November 4, 2006

Eminent Domain Reform on the Ballot in Eleven States

Carroll Andrew Morse

Today’s OpinionJournal notes that next Tuesday’s elections are likely to be a big step forward in the national movement to reform eminent domain laws

No fewer than 11 states (see nearby table) have ballot measures designed to limit government's ability to pilfer private property for someone else's private economic development. Eight initiatives would enshrine those restrictions in state constitutions, and polls show that most are headed for victories.

Alabama was the first to move after Kelo, passing a statute in 2005 that still gave government the leeway to pursue private property that could be defined as urban "blight." This turned out to be a major loophole, which city planners have routinely applied to any home or business they wanted to condemn and then transfer to private developers. Alabama's legislature closed that loophole this year, and "blight" is now defined in the better reforms as a property posing a danger to health or public safety.

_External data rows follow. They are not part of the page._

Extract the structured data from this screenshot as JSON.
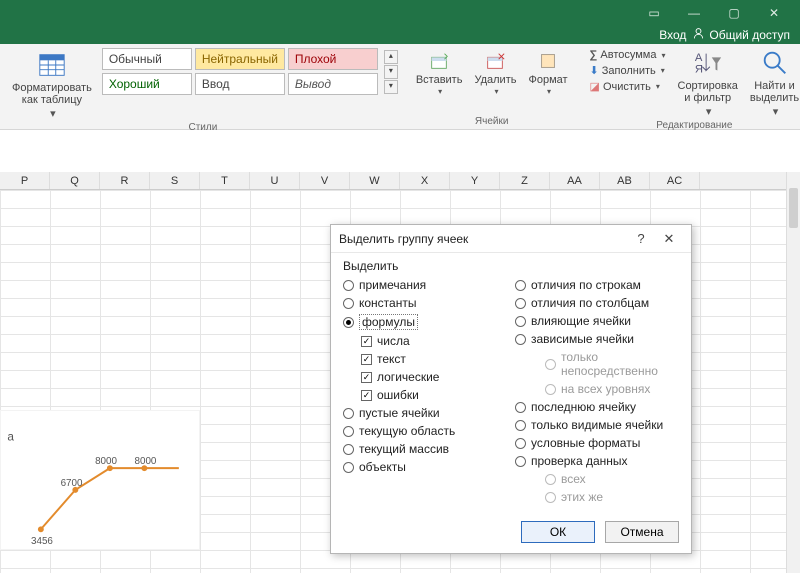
{
  "titlebar": {
    "login": "Вход",
    "share": "Общий доступ"
  },
  "ribbon": {
    "format_table": "Форматировать\nкак таблицу",
    "styles_label": "Стили",
    "styles": {
      "normal": "Обычный",
      "neutral": "Нейтральный",
      "bad": "Плохой",
      "good": "Хороший",
      "input": "Ввод",
      "output": "Вывод"
    },
    "cells_label": "Ячейки",
    "cells": {
      "insert": "Вставить",
      "delete": "Удалить",
      "format": "Формат"
    },
    "editing_label": "Редактирование",
    "editing": {
      "autosum": "Автосумма",
      "fill": "Заполнить",
      "clear": "Очистить",
      "sort": "Сортировка\nи фильтр",
      "find": "Найти и\nвыделить"
    }
  },
  "columns": [
    "P",
    "Q",
    "R",
    "S",
    "T",
    "U",
    "V",
    "W",
    "X",
    "Y",
    "Z",
    "AA",
    "AB",
    "AC"
  ],
  "chart_data": {
    "type": "line",
    "x": [
      1,
      2,
      3,
      4,
      5
    ],
    "values": [
      3456,
      6700,
      8000,
      8000,
      8000
    ],
    "labels": [
      "3456",
      "6700",
      "8000",
      "8000",
      ""
    ],
    "ylim": [
      0,
      9000
    ],
    "legend_hint": "а"
  },
  "dialog": {
    "title": "Выделить группу ячеек",
    "section": "Выделить",
    "left": {
      "notes": "примечания",
      "constants": "константы",
      "formulas": "формулы",
      "numbers": "числа",
      "text": "текст",
      "logical": "логические",
      "errors": "ошибки",
      "blanks": "пустые ячейки",
      "current_region": "текущую область",
      "current_array": "текущий массив",
      "objects": "объекты"
    },
    "right": {
      "row_diff": "отличия по строкам",
      "col_diff": "отличия по столбцам",
      "precedents": "влияющие ячейки",
      "dependents": "зависимые ячейки",
      "direct_only": "только непосредственно",
      "all_levels": "на всех уровнях",
      "last_cell": "последнюю ячейку",
      "visible_only": "только видимые ячейки",
      "cond_formats": "условные форматы",
      "data_validation": "проверка данных",
      "all": "всех",
      "same": "этих же"
    },
    "ok": "ОК",
    "cancel": "Отмена"
  }
}
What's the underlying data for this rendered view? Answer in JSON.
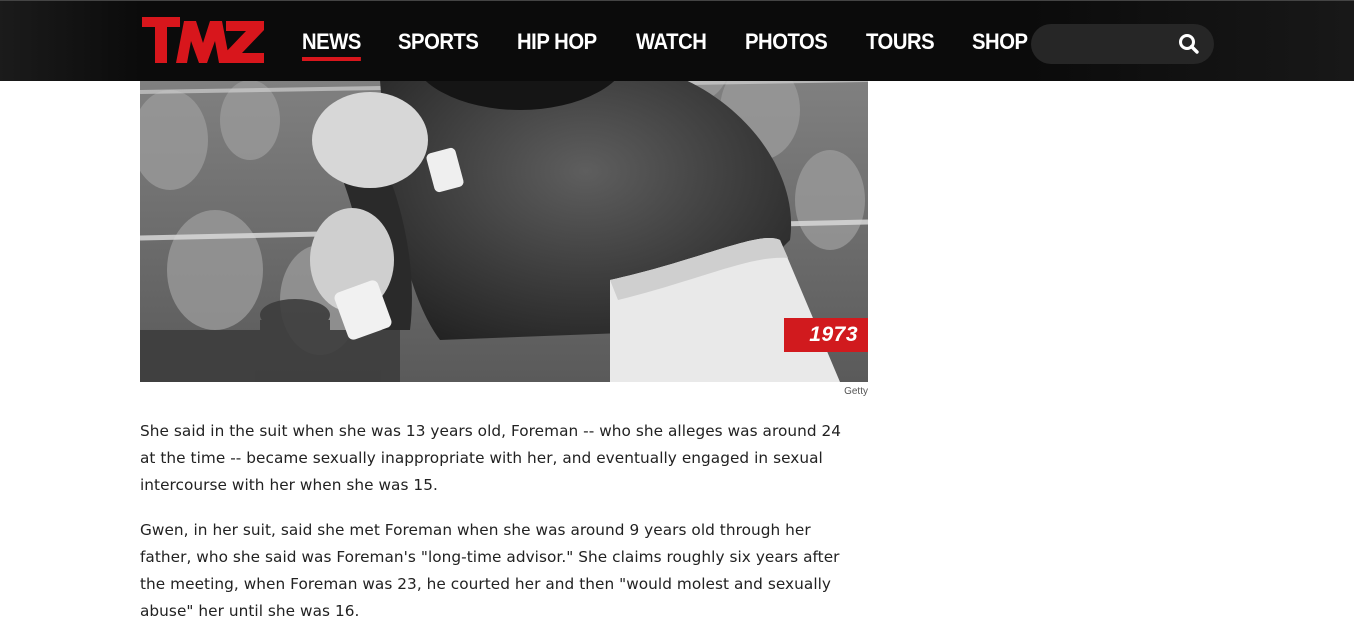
{
  "site": {
    "logo_text": "TMZ",
    "brand_color": "#d8161c"
  },
  "nav": {
    "items": [
      {
        "label": "NEWS",
        "active": true
      },
      {
        "label": "SPORTS",
        "active": false
      },
      {
        "label": "HIP HOP",
        "active": false
      },
      {
        "label": "WATCH",
        "active": false
      },
      {
        "label": "PHOTOS",
        "active": false
      },
      {
        "label": "TOURS",
        "active": false
      },
      {
        "label": "SHOP",
        "active": false
      }
    ]
  },
  "search": {
    "placeholder": "",
    "icon": "search-icon"
  },
  "article": {
    "image": {
      "year_badge": "1973",
      "credit": "Getty"
    },
    "paragraphs": [
      "She said in the suit when she was 13 years old, Foreman -- who she alleges was around 24 at the time -- became sexually inappropriate with her, and eventually engaged in sexual intercourse with her when she was 15.",
      "Gwen, in her suit, said she met Foreman when she was around 9 years old through her father, who she said was Foreman's \"long-time advisor.\" She claims roughly six years after the meeting, when Foreman was 23, he courted her and then \"would molest and sexually abuse\" her until she was 16."
    ]
  }
}
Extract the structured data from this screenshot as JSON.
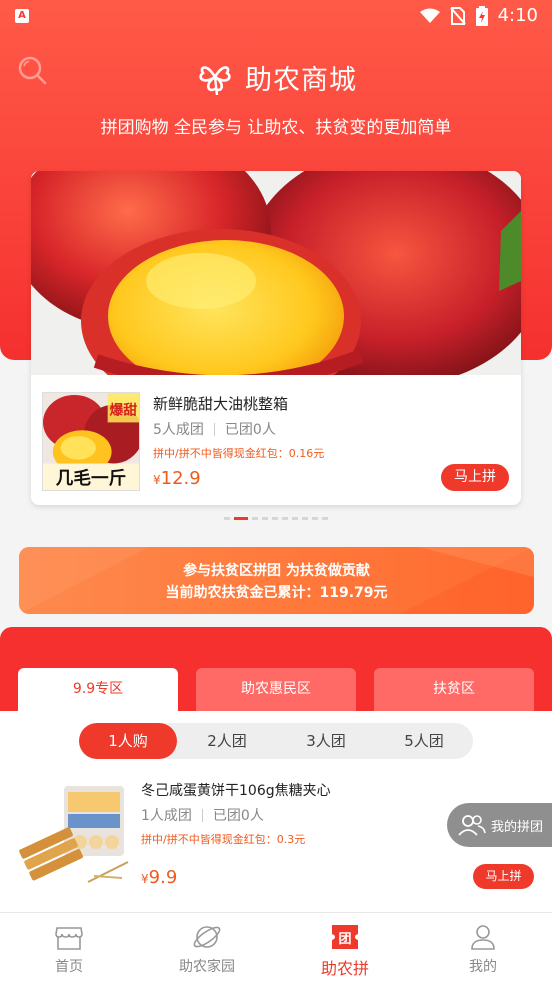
{
  "status_bar": {
    "time": "4:10",
    "app_badge": "A"
  },
  "header": {
    "title": "助农商城",
    "subtitle": "拼团购物 全民参与 让助农、扶贫变的更加简单"
  },
  "featured_product": {
    "thumb_badge": "爆甜",
    "thumb_caption": "几毛一斤",
    "title": "新鲜脆甜大油桃整箱",
    "group_size": "5人成团",
    "joined": "已团0人",
    "bonus": "拼中/拼不中皆得现金红包：0.16元",
    "currency": "¥",
    "price": "12.9",
    "button": "马上拼"
  },
  "carousel": {
    "count": 10,
    "active_index": 1
  },
  "promo": {
    "line1": "参与扶贫区拼团 为扶贫做贡献",
    "line2": "当前助农扶贫金已累计：119.79元"
  },
  "zones": {
    "tabs": [
      "9.9专区",
      "助农惠民区",
      "扶贫区"
    ],
    "active_tab": 0,
    "subtabs": [
      "1人购",
      "2人团",
      "3人团",
      "5人团"
    ],
    "active_subtab": 0
  },
  "list_item": {
    "title": "冬己咸蛋黄饼干106g焦糖夹心",
    "group_size": "1人成团",
    "joined": "已团0人",
    "bonus": "拼中/拼不中皆得现金红包：0.3元",
    "currency": "¥",
    "price": "9.9",
    "button": "马上拼"
  },
  "floating_button": {
    "label": "我的拼团"
  },
  "bottom_nav": {
    "items": [
      "首页",
      "助农家园",
      "助农拼",
      "我的"
    ],
    "active": 2
  },
  "colors": {
    "primary": "#ef3a2b",
    "accent_orange": "#ff7a3c",
    "price": "#ef5a1e"
  }
}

This issue, where citizens are using voter initiative to pass reforms that lobbyists have often blocked in state legislatures, is an excellent example of how ridiculous it is to assert that the lack of voter initiative is somehow in the average citizen's best interests…
Arizona's legislature also passed a strong anti-Kelo bill, only to watch Democratic Governor Janet Napolitano veto it in June. Arizona voters responded by pursuing their own initiative that is even wider in scope. The best model may be Florida, where the legislature passed a Constitutional amendment that goes before the voters next week.

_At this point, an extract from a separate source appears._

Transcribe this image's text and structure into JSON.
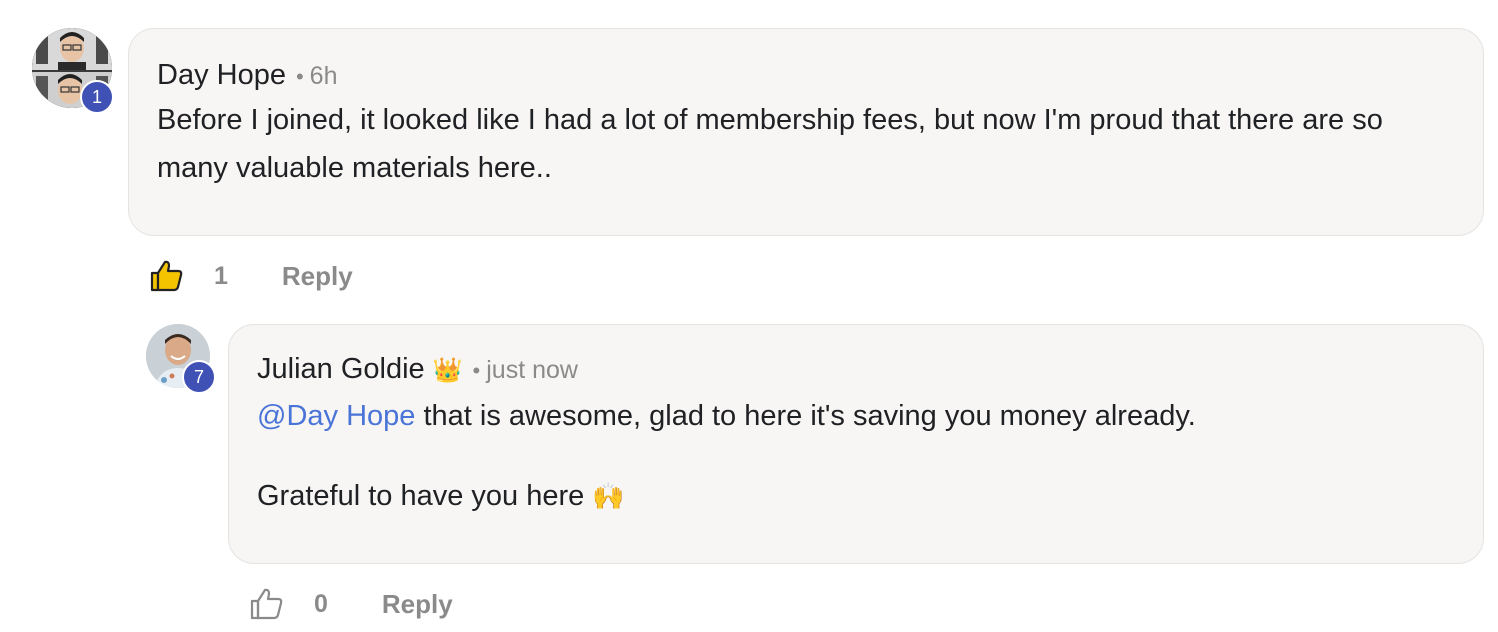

All of this has occurred despite furious lobbying by local municipalities and developers to water down legislation. The lobbying has sometimes worked with state legislatures, but voters in Idaho, North Dakota and California have responded with ballot language for constitutional amendments that go further than their own state statutes. This ballot language tends to be legally clearer, and such constitutional provisions are harder for politicians to evade or weaken later when voters aren't looking.

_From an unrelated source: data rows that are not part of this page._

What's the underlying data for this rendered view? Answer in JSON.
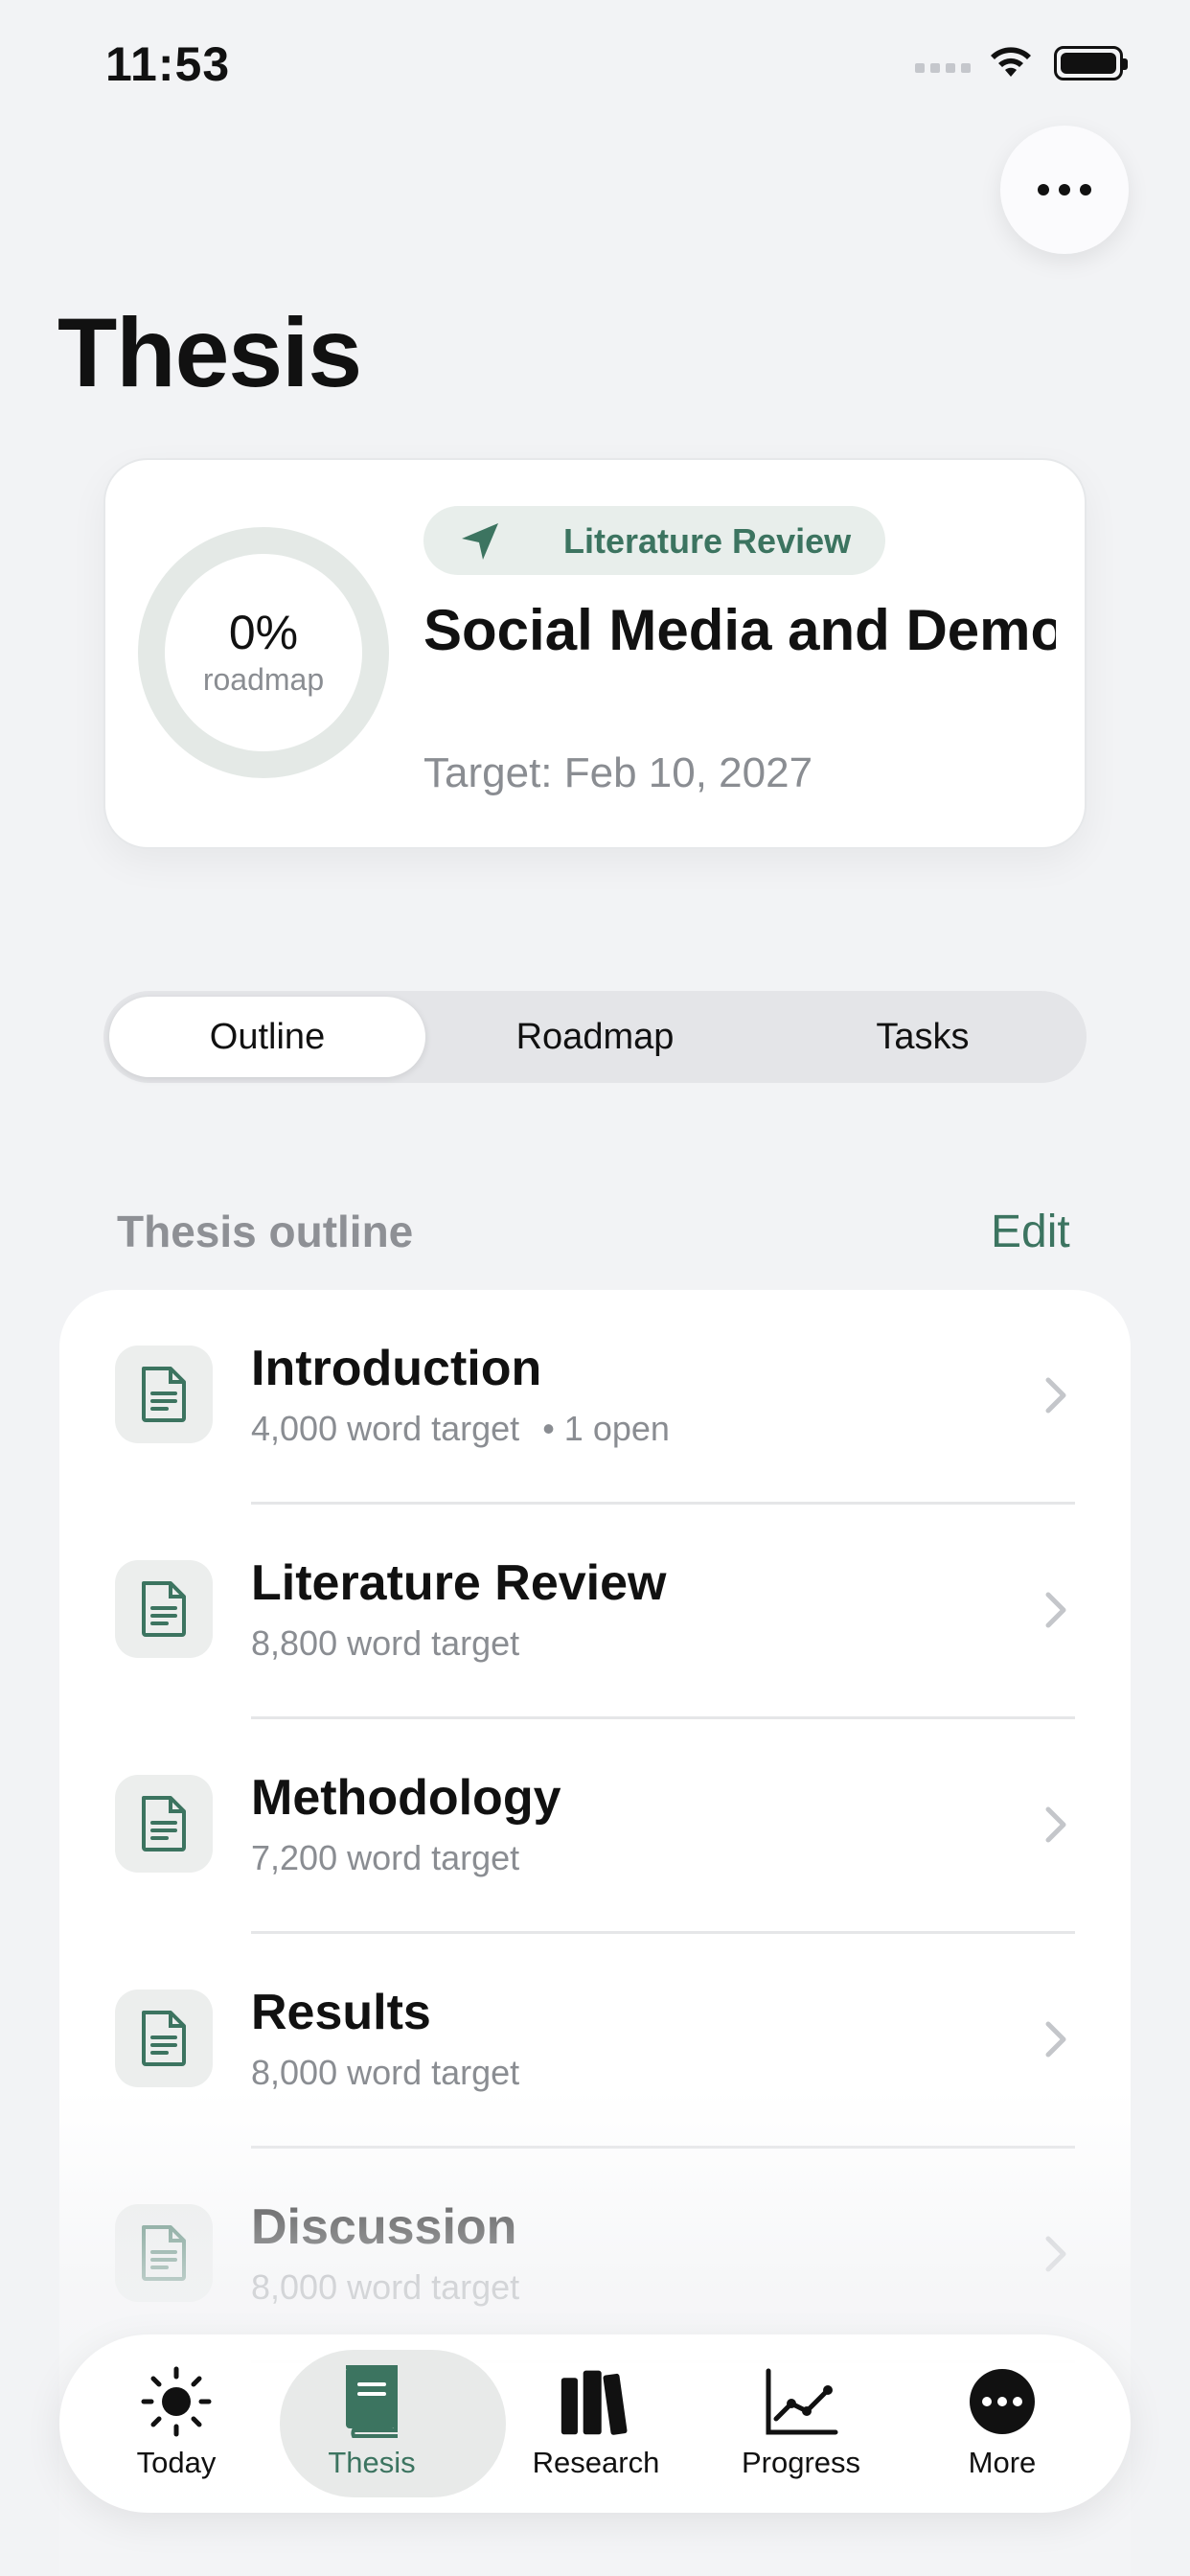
{
  "status": {
    "time": "11:53"
  },
  "page": {
    "title": "Thesis"
  },
  "hero": {
    "progress_pct": "0%",
    "progress_label": "roadmap",
    "progress_value": 0,
    "phase": "Literature Review",
    "phase_icon": "location-arrow-icon",
    "title": "Social Media and Democratic Partici...",
    "target": "Target: Feb 10, 2027"
  },
  "segments": [
    {
      "label": "Outline",
      "active": true
    },
    {
      "label": "Roadmap",
      "active": false
    },
    {
      "label": "Tasks",
      "active": false
    }
  ],
  "outline": {
    "title": "Thesis outline",
    "edit_label": "Edit",
    "items": [
      {
        "title": "Introduction",
        "subtitle": "4,000 word target",
        "extra": "• 1 open"
      },
      {
        "title": "Literature Review",
        "subtitle": "8,800 word target",
        "extra": ""
      },
      {
        "title": "Methodology",
        "subtitle": "7,200 word target",
        "extra": ""
      },
      {
        "title": "Results",
        "subtitle": "8,000 word target",
        "extra": ""
      },
      {
        "title": "Discussion",
        "subtitle": "8,000 word target",
        "extra": ""
      }
    ]
  },
  "tabbar": [
    {
      "label": "Today",
      "icon": "sun-icon",
      "active": false
    },
    {
      "label": "Thesis",
      "icon": "book-icon",
      "active": true
    },
    {
      "label": "Research",
      "icon": "library-icon",
      "active": false
    },
    {
      "label": "Progress",
      "icon": "chart-line-icon",
      "active": false
    },
    {
      "label": "More",
      "icon": "ellipsis-circle-icon",
      "active": false
    }
  ],
  "colors": {
    "accent": "#3c7460",
    "background": "#f2f3f5",
    "ring_track": "#e4e9e6"
  }
}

Finally, the op-ed notes that one region of the country seems to be lagging the others in terms of eminent domain reform…
As is so often the case when it comes to economic freedom, the states absent from this debate are those with liberal legislatures on the East Coast. Politicians in New York, New Jersey and Connecticut (home of Kelo) are so addicted to the tax revenue they get by forcible property transfers to rich developers that they refuse to act on behalf of property rights. This is one more reason for their citizens to keep fleeing these states for more hospitable climes, much as Third World countries that fail to protect property rights watch their human capital flee.
Sadly, Rhode Island is no exception to this trend.